Big Brothers Big Sisters in Saskatchewan is trying to reach out to the Indigenous community and is using the Truth and Reconciliation Commission's calls to action as a guide.
'Is there a way that we can be more meaningful?' - Ash Noureldin
"The overall culture inside the organization is what we are ultimately focusing on," said Ash Noureldin in an interview with CBC Radio's Afternoon Edition.
Noureldin is the executive director of Big Brothers Big Sisters in Regina, and is the chair of the Saskatchewan branch of the mentoring organization.
It's important to reach out, Noureldin said, because a good number of the children the organization is trying to help are Indigenous. He said in Regina last year, 30 to 40 per cent of the children who Big Brothers Big Sisters offered help to were Indigenous.
Internal call to action

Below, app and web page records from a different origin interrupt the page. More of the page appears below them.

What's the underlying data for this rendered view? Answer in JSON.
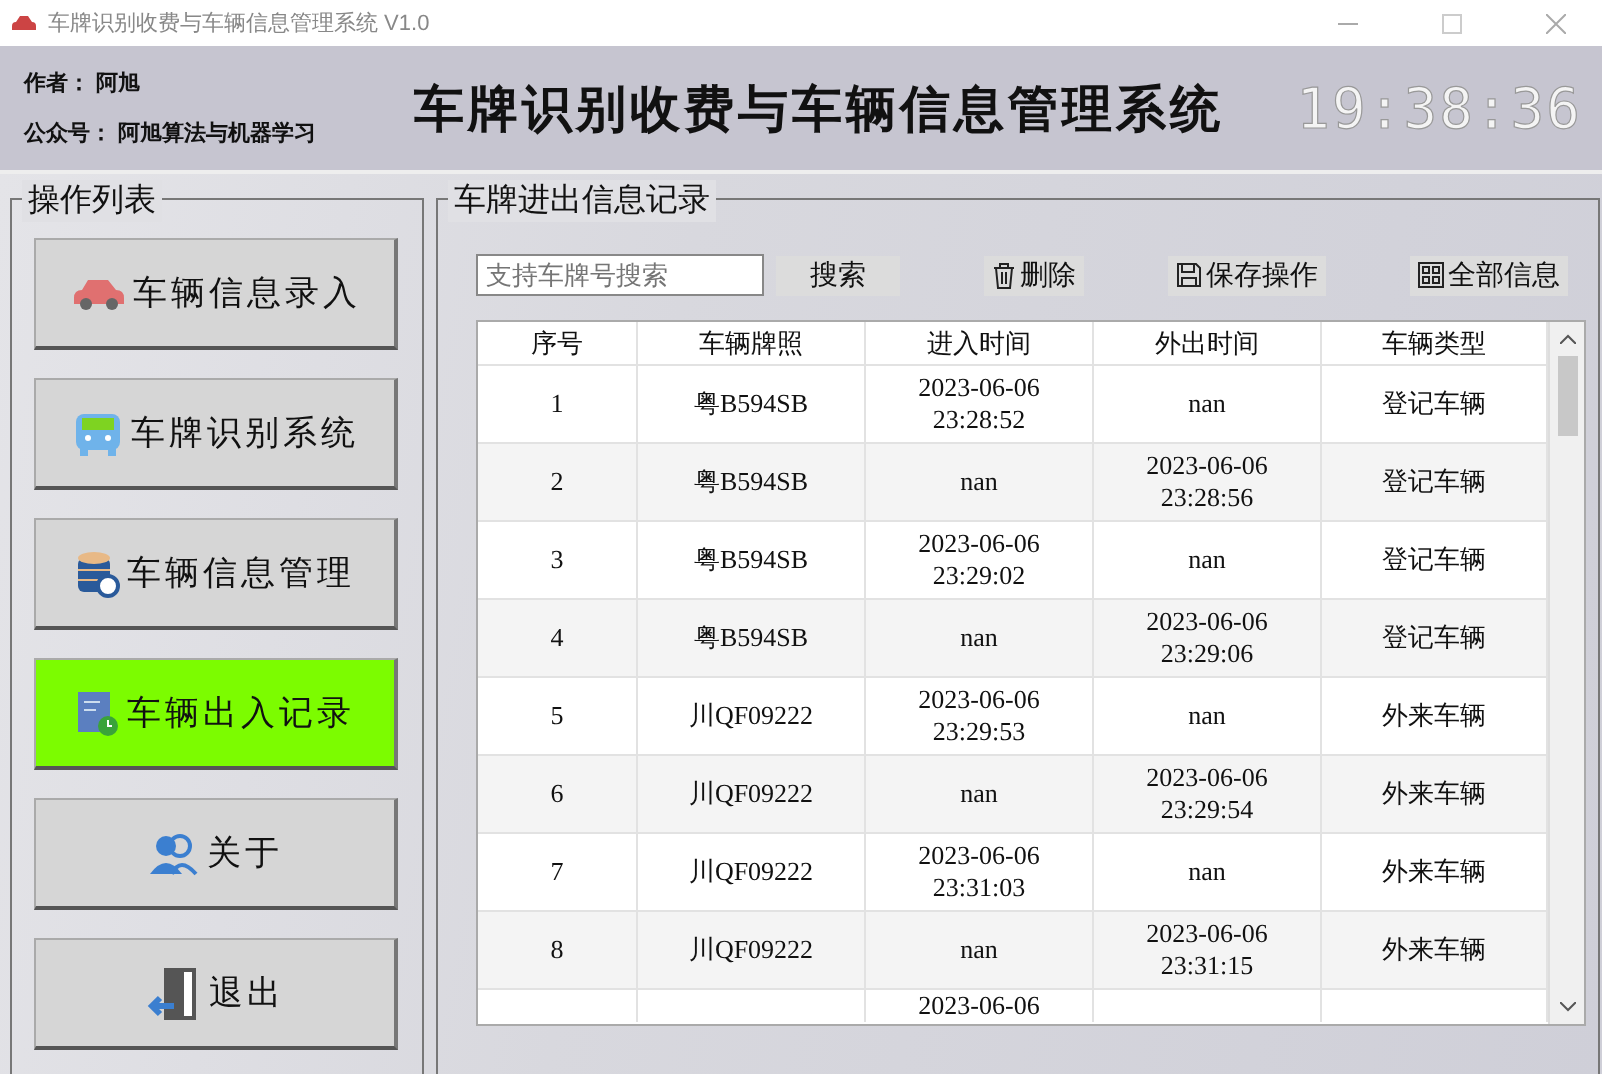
{
  "window": {
    "title": "车牌识别收费与车辆信息管理系统 V1.0"
  },
  "header": {
    "author": "作者： 阿旭",
    "account": "公众号： 阿旭算法与机器学习",
    "title": "车牌识别收费与车辆信息管理系统",
    "clock": "19:38:36"
  },
  "sidebar": {
    "title": "操作列表",
    "items": [
      {
        "label": "车辆信息录入",
        "selected": false
      },
      {
        "label": "车牌识别系统",
        "selected": false
      },
      {
        "label": "车辆信息管理",
        "selected": false
      },
      {
        "label": "车辆出入记录",
        "selected": true
      },
      {
        "label": "关于",
        "selected": false
      },
      {
        "label": "退出",
        "selected": false
      }
    ]
  },
  "records": {
    "title": "车牌进出信息记录",
    "search": {
      "placeholder": "支持车牌号搜索"
    },
    "toolbar": [
      "搜索",
      "删除",
      "保存操作",
      "全部信息"
    ],
    "table": {
      "columns": [
        "序号",
        "车辆牌照",
        "进入时间",
        "外出时间",
        "车辆类型"
      ],
      "rows": [
        {
          "index": "1",
          "plate": "粤B594SB",
          "entry_time": "2023-06-06\n23:28:52",
          "exit_time": "nan",
          "type": "登记车辆"
        },
        {
          "index": "2",
          "plate": "粤B594SB",
          "entry_time": "nan",
          "exit_time": "2023-06-06\n23:28:56",
          "type": "登记车辆"
        },
        {
          "index": "3",
          "plate": "粤B594SB",
          "entry_time": "2023-06-06\n23:29:02",
          "exit_time": "nan",
          "type": "登记车辆"
        },
        {
          "index": "4",
          "plate": "粤B594SB",
          "entry_time": "nan",
          "exit_time": "2023-06-06\n23:29:06",
          "type": "登记车辆"
        },
        {
          "index": "5",
          "plate": "川QF09222",
          "entry_time": "2023-06-06\n23:29:53",
          "exit_time": "nan",
          "type": "外来车辆"
        },
        {
          "index": "6",
          "plate": "川QF09222",
          "entry_time": "nan",
          "exit_time": "2023-06-06\n23:29:54",
          "type": "外来车辆"
        },
        {
          "index": "7",
          "plate": "川QF09222",
          "entry_time": "2023-06-06\n23:31:03",
          "exit_time": "nan",
          "type": "外来车辆"
        },
        {
          "index": "8",
          "plate": "川QF09222",
          "entry_time": "nan",
          "exit_time": "2023-06-06\n23:31:15",
          "type": "外来车辆"
        },
        {
          "entry_time": "2023-06-06"
        }
      ]
    }
  }
}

"We kind of challenged ourselves and said, 'Well, is there a way that we can be more meaningful?'"
The TRC's 94 calls to action are broad and varied, Noureldin said, so his organization picked two to focus on. One is a call to eliminate employment and education gaps, and the other challenges organizations to engage with the Indigenous community.

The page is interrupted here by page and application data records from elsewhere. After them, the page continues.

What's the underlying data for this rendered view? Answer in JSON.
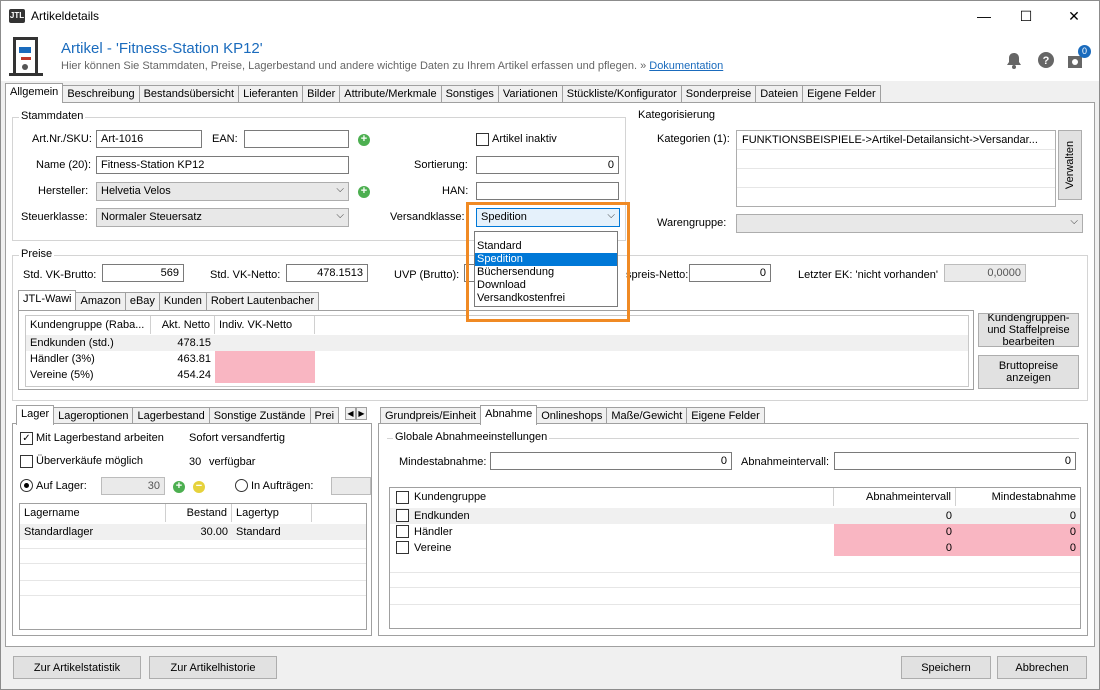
{
  "window": {
    "app_icon": "JTL",
    "title": "Artikeldetails",
    "minimize": "—",
    "maximize": "☐",
    "close": "✕"
  },
  "header": {
    "title": "Artikel - 'Fitness-Station KP12'",
    "subtitle": "Hier können Sie Stammdaten, Preise, Lagerbestand und andere wichtige Daten zu Ihrem Artikel erfassen und pflegen. »",
    "doc_link": "Dokumentation",
    "badge": "0"
  },
  "main_tabs": [
    "Allgemein",
    "Beschreibung",
    "Bestandsübersicht",
    "Lieferanten",
    "Bilder",
    "Attribute/Merkmale",
    "Sonstiges",
    "Variationen",
    "Stückliste/Konfigurator",
    "Sonderpreise",
    "Dateien",
    "Eigene Felder"
  ],
  "stammdaten": {
    "title": "Stammdaten",
    "artnr_label": "Art.Nr./SKU:",
    "artnr_value": "Art-1016",
    "ean_label": "EAN:",
    "ean_value": "",
    "inaktiv_label": "Artikel inaktiv",
    "name_label": "Name (20):",
    "name_value": "Fitness-Station KP12",
    "sortierung_label": "Sortierung:",
    "sortierung_value": "0",
    "hersteller_label": "Hersteller:",
    "hersteller_value": "Helvetia Velos",
    "han_label": "HAN:",
    "han_value": "",
    "steuer_label": "Steuerklasse:",
    "steuer_value": "Normaler Steuersatz",
    "versand_label": "Versandklasse:",
    "versand_value": "Spedition",
    "versand_options": [
      "Standard",
      "Spedition",
      "Büchersendung",
      "Download",
      "Versandkostenfrei"
    ]
  },
  "kategorisierung": {
    "title": "Kategorisierung",
    "kategorien_label": "Kategorien (1):",
    "kategorien_value": "FUNKTIONSBEISPIELE->Artikel-Detailansicht->Versandar...",
    "verwalten": "Verwalten",
    "warengruppe_label": "Warengruppe:",
    "warengruppe_value": ""
  },
  "preise": {
    "title": "Preise",
    "vk_brutto_label": "Std. VK-Brutto:",
    "vk_brutto_value": "569",
    "vk_netto_label": "Std. VK-Netto:",
    "vk_netto_value": "478.1513",
    "uvp_label": "UVP (Brutto):",
    "ek_netto_label": "spreis-Netto:",
    "ek_netto_value": "0",
    "letzter_ek_label": "Letzter EK: 'nicht vorhanden'",
    "letzter_ek_value": "0,0000",
    "tabs": [
      "JTL-Wawi",
      "Amazon",
      "eBay",
      "Kunden",
      "Robert Lautenbacher"
    ],
    "columns": [
      "Kundengruppe (Raba...",
      "Akt. Netto",
      "Indiv. VK-Netto"
    ],
    "rows": [
      {
        "group": "Endkunden (std.)",
        "netto": "478.15",
        "indiv": ""
      },
      {
        "group": "Händler (3%)",
        "netto": "463.81",
        "indiv": ""
      },
      {
        "group": "Vereine (5%)",
        "netto": "454.24",
        "indiv": ""
      }
    ],
    "staffel_button": "Kundengruppen- und Staffelpreise bearbeiten",
    "brutto_button": "Bruttopreise anzeigen"
  },
  "lager": {
    "tabs": [
      "Lager",
      "Lageroptionen",
      "Lagerbestand",
      "Sonstige Zustände",
      "Prei"
    ],
    "mit_lager_label": "Mit Lagerbestand arbeiten",
    "sofort_label": "Sofort versandfertig",
    "ueberverkauf_label": "Überverkäufe möglich",
    "verfuegbar_count": "30",
    "verfuegbar_label": "verfügbar",
    "auf_lager_label": "Auf Lager:",
    "auf_lager_value": "30",
    "in_auftraegen_label": "In Aufträgen:",
    "columns": [
      "Lagername",
      "Bestand",
      "Lagertyp"
    ],
    "rows": [
      {
        "name": "Standardlager",
        "bestand": "30.00",
        "typ": "Standard"
      }
    ]
  },
  "abnahme": {
    "tabs": [
      "Grundpreis/Einheit",
      "Abnahme",
      "Onlineshops",
      "Maße/Gewicht",
      "Eigene Felder"
    ],
    "group_title": "Globale Abnahmeeinstellungen",
    "mindest_label": "Mindestabnahme:",
    "mindest_value": "0",
    "intervall_label": "Abnahmeintervall:",
    "intervall_value": "0",
    "columns": [
      "Kundengruppe",
      "Abnahmeintervall",
      "Mindestabnahme"
    ],
    "rows": [
      {
        "group": "Endkunden",
        "intervall": "0",
        "mindest": "0"
      },
      {
        "group": "Händler",
        "intervall": "0",
        "mindest": "0"
      },
      {
        "group": "Vereine",
        "intervall": "0",
        "mindest": "0"
      }
    ]
  },
  "footer": {
    "statistik": "Zur Artikelstatistik",
    "historie": "Zur Artikelhistorie",
    "speichern": "Speichern",
    "abbrechen": "Abbrechen"
  },
  "colors": {
    "accent": "#1a6bbd",
    "highlight": "#f08a24",
    "pink": "#f9b6c2",
    "selection": "#0078d7"
  }
}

Noureldin said the work is in the early stages, but that Big Brothers Big Sisters is learning a great deal about the way the organization must evolve. For example, it traditionally uses a one-on-one model to mentor children in need. But Noureldin said that may not be the best approach.
"We found that group mentoring, or the village mentality, was kind of more prevalent historically and things like culture, language, heritage and those things are very important to the Indigenous community."
The rethink, Noureldin said, has also reminded Big Brothers Big Sisters that the organization's mission is to meet the needs of every child. That, he said, doesn't allow it to pick and choose, and challenges the group to make sure it adapts to meet the needs of an increasingly diverse population.